If ball kids were paid, they might get danger money when American John Isner is playing tennis.
At the least, his matches should come with a warning because, at 2.08m tall, Isner can hit a big serve.
He hit ball girl Beatrice Smit, 13, in the shoulder with a 231km/h bullet yesterday in his 7-6 (1), 3-6, 6-2 win over Slovakian qualifier Lukas Lacko.
Isner immediately winced, fearing he had injured her, but he needn't have worried. "I went up to her and said, 'I'm sorry,"' he explained. "And she said, 'No, it was a good serve.'
"Sometimes you play and I'm worried about people in the crowd because I can get the ball up. I have hit people in the eye. It's just terrible. Luckily for me, she was tough as nails out there. She didn't flinch. She dealt with it fine but that was a huge serve.
"I hit a person in the eye in Washington DC a few years back. That was the worst.
That was ugly.
"I don't think I have seriously hurt anyone ... yet. The girl took one here. Six inches [15cm] higher, I could have got her in the face," the American said.
A large part of Isner's game is based around his serve and last year the world No14 served the most aces on the ATP Tour (979) and he also holds the record for the most aces in a match (113).
His fastest recorded serve is 241.2km/h in 2011, which places him 11th on the all-time fastest list. Australian Samuel Groth holds the record for the fastest recorded serve with 263km/h set at a Challenger event in South Korea in 2012.

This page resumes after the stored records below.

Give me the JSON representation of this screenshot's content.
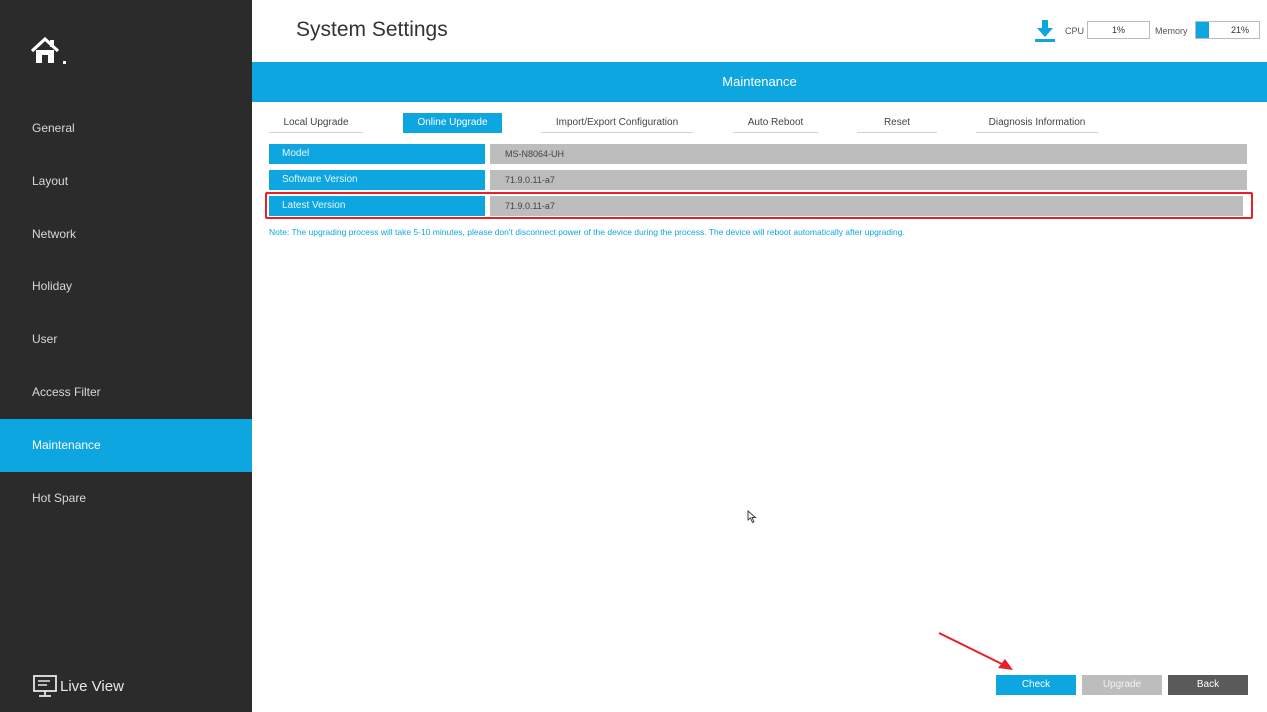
{
  "header": {
    "title": "System Settings",
    "cpu_label": "CPU",
    "cpu_value": "1%",
    "memory_label": "Memory",
    "memory_value": "21%",
    "memory_fraction": 0.21,
    "download_icon": "download-icon"
  },
  "sidebar": {
    "home_icon": "home-icon",
    "items": [
      {
        "label": "General"
      },
      {
        "label": "Layout"
      },
      {
        "label": "Network"
      },
      {
        "label": "Holiday"
      },
      {
        "label": "User"
      },
      {
        "label": "Access Filter"
      },
      {
        "label": "Maintenance",
        "active": true
      },
      {
        "label": "Hot Spare"
      }
    ],
    "live_view_label": "Live View"
  },
  "banner": {
    "title": "Maintenance"
  },
  "tabs": [
    {
      "label": "Local Upgrade"
    },
    {
      "label": "Online Upgrade",
      "active": true
    },
    {
      "label": "Import/Export Configuration"
    },
    {
      "label": "Auto Reboot"
    },
    {
      "label": "Reset"
    },
    {
      "label": "Diagnosis Information"
    }
  ],
  "info": {
    "model_label": "Model",
    "model_value": "MS-N8064-UH",
    "software_label": "Software Version",
    "software_value": "71.9.0.11-a7",
    "latest_label": "Latest Version",
    "latest_value": "71.9.0.11-a7"
  },
  "note": "Note: The upgrading process will take 5-10 minutes, please don't disconnect power of the device during the process. The device will reboot automatically after upgrading.",
  "buttons": {
    "check": "Check",
    "upgrade": "Upgrade",
    "back": "Back"
  },
  "colors": {
    "accent": "#0ea6e0",
    "sidebar_bg": "#2b2b2b",
    "highlight": "#e8202a"
  }
}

What was significant about the serve that hit Smit was that it was out wide - normally the fastest are set when players serve down the middle where the net is lower. It happened soon after a disputed line call and as he closed in on the end of the match.
"It's the adrenalin, whether I'm down break point in a crucial point of the match or I'm up a break and serving for the match," Isner said when asked when he tends to serve his fastest. "A lot of times I have served for the match and hit four aces before because I have the adrenalin."
That fire also helped him overcome an ankle injury that saw him pull out of last week's Hopman Cup. He flinched a couple of times during the match with Lacko but battled on and was hopeful it wouldn't flare up again before his quarter-final showdown with fifth seed and world No22 Philipp Kohlschreiber.
The Heineken Open is important to Isner, but not if it comes at the expense of his chances at next week's Australian Open.
"[The ankle is] very tender and it's wrapped very tightly," he said. "It's going to be interesting to see how it turns up in the morning. I think I will be fine. It will have to be hurting really bad for me not to take the court."
Kohlschreiber has a good record against Isner, having won their last two matches, and an even better one in Auckland where he has been a quarter-finalist or better in nine of his 10 visits to the Open. He was a beaten finalist last year and won in 2008 and Isner described him as someone who plays "smart" tennis against him.
It looms as an intriguing match - but ball kids need to be alert.